Never Let Me Go Reviews
Marc Medwin, Dusted Reviews
The temptation is to view a posthumous release such as this using the artist’s demise as a lens, treating the music as some sort of inadvertent subtext, either reflecting a rage against dying light or pointing toward things never fully realized. The poignant liner notes to this three-disc set of quartet performances address Thomas Chapin’s tragic 1998 death and its ramifications from multiple perspectives, and this is tribute enough to the man and his struggle against illness. To these ears, Chapin’s music exudes a warmth, generosity of spirit and an infectious joy of living quite independent from mortality’s trappings and fruitless future speculation. These two newly released quartet concerts, from 1995 and 1996, are no exception.

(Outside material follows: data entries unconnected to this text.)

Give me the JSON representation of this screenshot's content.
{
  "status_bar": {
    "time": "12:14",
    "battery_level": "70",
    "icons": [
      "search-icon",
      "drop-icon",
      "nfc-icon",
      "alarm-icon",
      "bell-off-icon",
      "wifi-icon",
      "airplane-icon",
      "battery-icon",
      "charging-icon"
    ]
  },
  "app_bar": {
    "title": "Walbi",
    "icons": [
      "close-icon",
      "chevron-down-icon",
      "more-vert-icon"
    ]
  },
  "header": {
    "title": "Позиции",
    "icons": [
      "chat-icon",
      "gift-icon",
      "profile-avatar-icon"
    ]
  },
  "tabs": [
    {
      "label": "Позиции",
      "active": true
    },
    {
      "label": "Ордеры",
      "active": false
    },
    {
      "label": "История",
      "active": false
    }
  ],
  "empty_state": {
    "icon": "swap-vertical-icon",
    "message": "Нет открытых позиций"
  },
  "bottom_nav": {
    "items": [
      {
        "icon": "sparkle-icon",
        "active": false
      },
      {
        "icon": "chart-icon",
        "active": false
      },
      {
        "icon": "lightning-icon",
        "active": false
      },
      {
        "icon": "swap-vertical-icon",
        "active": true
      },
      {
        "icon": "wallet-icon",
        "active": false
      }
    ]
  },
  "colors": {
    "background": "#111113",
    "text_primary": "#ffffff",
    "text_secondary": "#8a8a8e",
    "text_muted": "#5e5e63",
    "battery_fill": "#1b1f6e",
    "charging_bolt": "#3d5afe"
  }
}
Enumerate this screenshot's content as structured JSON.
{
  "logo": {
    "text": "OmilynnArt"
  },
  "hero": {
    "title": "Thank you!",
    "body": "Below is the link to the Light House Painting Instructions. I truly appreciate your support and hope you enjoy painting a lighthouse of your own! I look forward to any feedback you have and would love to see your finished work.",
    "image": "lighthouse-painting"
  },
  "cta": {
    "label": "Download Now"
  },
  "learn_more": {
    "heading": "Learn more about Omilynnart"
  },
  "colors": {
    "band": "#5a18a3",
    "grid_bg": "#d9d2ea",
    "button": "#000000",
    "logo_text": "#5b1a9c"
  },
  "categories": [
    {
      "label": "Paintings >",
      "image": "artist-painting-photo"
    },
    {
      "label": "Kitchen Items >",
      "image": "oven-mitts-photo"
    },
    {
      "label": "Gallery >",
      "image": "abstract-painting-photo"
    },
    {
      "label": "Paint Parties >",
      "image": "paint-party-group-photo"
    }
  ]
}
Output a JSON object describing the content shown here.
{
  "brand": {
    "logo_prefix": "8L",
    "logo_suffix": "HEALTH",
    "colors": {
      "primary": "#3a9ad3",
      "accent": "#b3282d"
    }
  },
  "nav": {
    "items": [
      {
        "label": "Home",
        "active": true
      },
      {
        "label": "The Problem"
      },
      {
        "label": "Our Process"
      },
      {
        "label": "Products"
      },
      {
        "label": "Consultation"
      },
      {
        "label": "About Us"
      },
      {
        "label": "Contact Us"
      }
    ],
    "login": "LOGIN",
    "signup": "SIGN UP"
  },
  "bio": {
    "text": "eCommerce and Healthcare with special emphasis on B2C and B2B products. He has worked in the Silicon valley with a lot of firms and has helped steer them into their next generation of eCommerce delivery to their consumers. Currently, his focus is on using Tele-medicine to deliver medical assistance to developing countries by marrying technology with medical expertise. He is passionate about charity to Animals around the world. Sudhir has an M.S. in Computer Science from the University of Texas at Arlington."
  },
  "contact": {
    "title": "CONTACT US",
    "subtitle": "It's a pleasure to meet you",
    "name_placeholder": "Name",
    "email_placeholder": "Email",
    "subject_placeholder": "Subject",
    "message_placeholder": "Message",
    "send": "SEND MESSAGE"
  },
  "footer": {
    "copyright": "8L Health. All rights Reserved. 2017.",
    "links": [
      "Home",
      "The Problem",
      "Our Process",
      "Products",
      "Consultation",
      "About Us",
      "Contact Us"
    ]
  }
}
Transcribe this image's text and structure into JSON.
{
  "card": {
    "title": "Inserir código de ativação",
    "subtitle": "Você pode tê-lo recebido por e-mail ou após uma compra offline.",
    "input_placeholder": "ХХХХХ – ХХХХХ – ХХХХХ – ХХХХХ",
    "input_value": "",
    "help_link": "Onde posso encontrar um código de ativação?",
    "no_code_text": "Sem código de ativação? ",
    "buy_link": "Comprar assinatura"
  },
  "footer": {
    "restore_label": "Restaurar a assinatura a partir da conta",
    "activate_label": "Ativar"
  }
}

Chapin’s saxophone and flute work was striking because of its gestures. His approach was magnanimous, especially in the presence of an audience. He was not one to layer complexities in a cerebral way; rather, everything he played had a direct impact as he surrounded each phrase with just the right amount of space. Listen to the gorgeously full flute tones on “Never Let Me Go” from the 1995 performance, amply captured at Flushing’s Town Hall. He opens the tune with rippling arpeggios that come to rest, with beautiful simplicity, at the point where breath is necessary. Pianist Peter Madsen, basist Kiyoto Fujiwara and Reggie Nicholson provide a continually shifting dynamic backdrop, giving Chapin the perfect platform on which to emote. This group can also raise the roof, as is evident when they tear through “Moonray” with the huge dynamic contrasts and abandon only musicians steeped in multiple traditions can control. Chapin honks, growls and slides his way through the nearly 20-minute rendition, and it’s difficult to tell whether he or Madsen brings more noise during their respective solos, much to the audience’s delight. Nicholson’s playing is as fluid as I’ve heard it as he changes feel and timbre at a moment’s notice.
The Knitting Factory’s comparatively claustrophobic acoustics, helped by some tasteful post-production reverb, do nothing to dampen the sound of the quartet Chapin formed in the middle 1990s, keeping Madsen and adding bassist Scott Colley and drummer Matt Wilson. This December 1996 date is its only one, and it’s a stunner. The performances are often edgy and urgent, as attested by the post-bop and post-Ayler thrusts, jabs and gutturals pervading “Flip Side”’s opening alto solo. Yet, the evening’s prize, and maybe the set’s as well, is Roland Kirk’s “Lovellevellilloqui.” Chapin groups are always tops in these modal/blues constructs, and if you’re not smiling by the end of this committed performance, listen again.
In important ways, this was just another Chapin performance, excellent as many of them were. It was also his last in New York. If you don’t know his compositions, or haven’t heard what he and his comrades can do to transform a tune or work a room, this set is an excellent place to dive in.